**DATA EXCERPTS:**
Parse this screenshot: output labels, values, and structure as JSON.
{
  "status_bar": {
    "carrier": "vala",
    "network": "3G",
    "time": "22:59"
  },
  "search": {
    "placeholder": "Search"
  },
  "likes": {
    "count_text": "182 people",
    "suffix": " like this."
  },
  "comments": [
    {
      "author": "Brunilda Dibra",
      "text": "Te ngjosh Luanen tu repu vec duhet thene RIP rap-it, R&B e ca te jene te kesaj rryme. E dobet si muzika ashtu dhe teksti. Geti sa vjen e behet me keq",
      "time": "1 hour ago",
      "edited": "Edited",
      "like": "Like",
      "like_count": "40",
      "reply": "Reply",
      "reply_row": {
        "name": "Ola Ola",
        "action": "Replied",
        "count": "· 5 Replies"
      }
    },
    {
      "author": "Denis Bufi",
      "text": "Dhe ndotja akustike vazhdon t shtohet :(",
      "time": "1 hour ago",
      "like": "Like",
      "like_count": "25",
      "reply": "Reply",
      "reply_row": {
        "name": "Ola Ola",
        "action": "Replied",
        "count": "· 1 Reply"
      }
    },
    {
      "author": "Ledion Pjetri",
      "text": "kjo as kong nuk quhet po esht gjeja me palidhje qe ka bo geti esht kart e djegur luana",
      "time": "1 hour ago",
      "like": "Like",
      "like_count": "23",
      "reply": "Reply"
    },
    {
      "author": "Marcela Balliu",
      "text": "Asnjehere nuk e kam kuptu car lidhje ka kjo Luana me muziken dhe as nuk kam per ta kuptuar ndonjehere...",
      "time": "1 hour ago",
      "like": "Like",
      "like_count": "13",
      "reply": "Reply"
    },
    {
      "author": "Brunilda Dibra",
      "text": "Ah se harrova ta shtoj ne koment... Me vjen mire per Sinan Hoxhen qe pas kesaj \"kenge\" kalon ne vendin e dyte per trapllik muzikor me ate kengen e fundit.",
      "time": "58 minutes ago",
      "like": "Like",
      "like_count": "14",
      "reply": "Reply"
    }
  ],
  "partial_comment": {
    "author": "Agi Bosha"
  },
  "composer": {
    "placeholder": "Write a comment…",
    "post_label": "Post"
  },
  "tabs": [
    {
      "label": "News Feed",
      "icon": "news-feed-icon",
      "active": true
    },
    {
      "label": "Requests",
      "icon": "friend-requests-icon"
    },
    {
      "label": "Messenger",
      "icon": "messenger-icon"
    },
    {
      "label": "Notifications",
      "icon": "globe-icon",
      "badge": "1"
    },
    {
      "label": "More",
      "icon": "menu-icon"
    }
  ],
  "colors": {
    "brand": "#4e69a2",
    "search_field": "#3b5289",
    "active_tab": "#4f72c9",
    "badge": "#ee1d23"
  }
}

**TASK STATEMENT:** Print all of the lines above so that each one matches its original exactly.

**OUTPUT OF THE EXERCISE:**
Parse this screenshot: output labels, values, and structure as JSON.
{
  "status_bar": {
    "carrier": "vala",
    "network": "3G",
    "time": "22:59"
  },
  "search": {
    "placeholder": "Search"
  },
  "likes": {
    "count_text": "182 people",
    "suffix": " like this."
  },
  "comments": [
    {
      "author": "Brunilda Dibra",
      "text": "Te ngjosh Luanen tu repu vec duhet thene RIP rap-it, R&B e ca te jene te kesaj rryme. E dobet si muzika ashtu dhe teksti. Geti sa vjen e behet me keq",
      "time": "1 hour ago",
      "edited": "Edited",
      "like": "Like",
      "like_count": "40",
      "reply": "Reply",
      "reply_row": {
        "name": "Ola Ola",
        "action": "Replied",
        "count": "· 5 Replies"
      }
    },
    {
      "author": "Denis Bufi",
      "text": "Dhe ndotja akustike vazhdon t shtohet :(",
      "time": "1 hour ago",
      "like": "Like",
      "like_count": "25",
      "reply": "Reply",
      "reply_row": {
        "name": "Ola Ola",
        "action": "Replied",
        "count": "· 1 Reply"
      }
    },
    {
      "author": "Ledion Pjetri",
      "text": "kjo as kong nuk quhet po esht gjeja me palidhje qe ka bo geti esht kart e djegur luana",
      "time": "1 hour ago",
      "like": "Like",
      "like_count": "23",
      "reply": "Reply"
    },
    {
      "author": "Marcela Balliu",
      "text": "Asnjehere nuk e kam kuptu car lidhje ka kjo Luana me muziken dhe as nuk kam per ta kuptuar ndonjehere...",
      "time": "1 hour ago",
      "like": "Like",
      "like_count": "13",
      "reply": "Reply"
    },
    {
      "author": "Brunilda Dibra",
      "text": "Ah se harrova ta shtoj ne koment... Me vjen mire per Sinan Hoxhen qe pas kesaj \"kenge\" kalon ne vendin e dyte per trapllik muzikor me ate kengen e fundit.",
      "time": "58 minutes ago",
      "like": "Like",
      "like_count": "14",
      "reply": "Reply"
    }
  ],
  "partial_comment": {
    "author": "Agi Bosha"
  },
  "composer": {
    "placeholder": "Write a comment…",
    "post_label": "Post"
  },
  "tabs": [
    {
      "label": "News Feed",
      "icon": "news-feed-icon",
      "active": true
    },
    {
      "label": "Requests",
      "icon": "friend-requests-icon"
    },
    {
      "label": "Messenger",
      "icon": "messenger-icon"
    },
    {
      "label": "Notifications",
      "icon": "globe-icon",
      "badge": "1"
    },
    {
      "label": "More",
      "icon": "menu-icon"
    }
  ],
  "colors": {
    "brand": "#4e69a2",
    "search_field": "#3b5289",
    "active_tab": "#4f72c9",
    "badge": "#ee1d23"
  }
}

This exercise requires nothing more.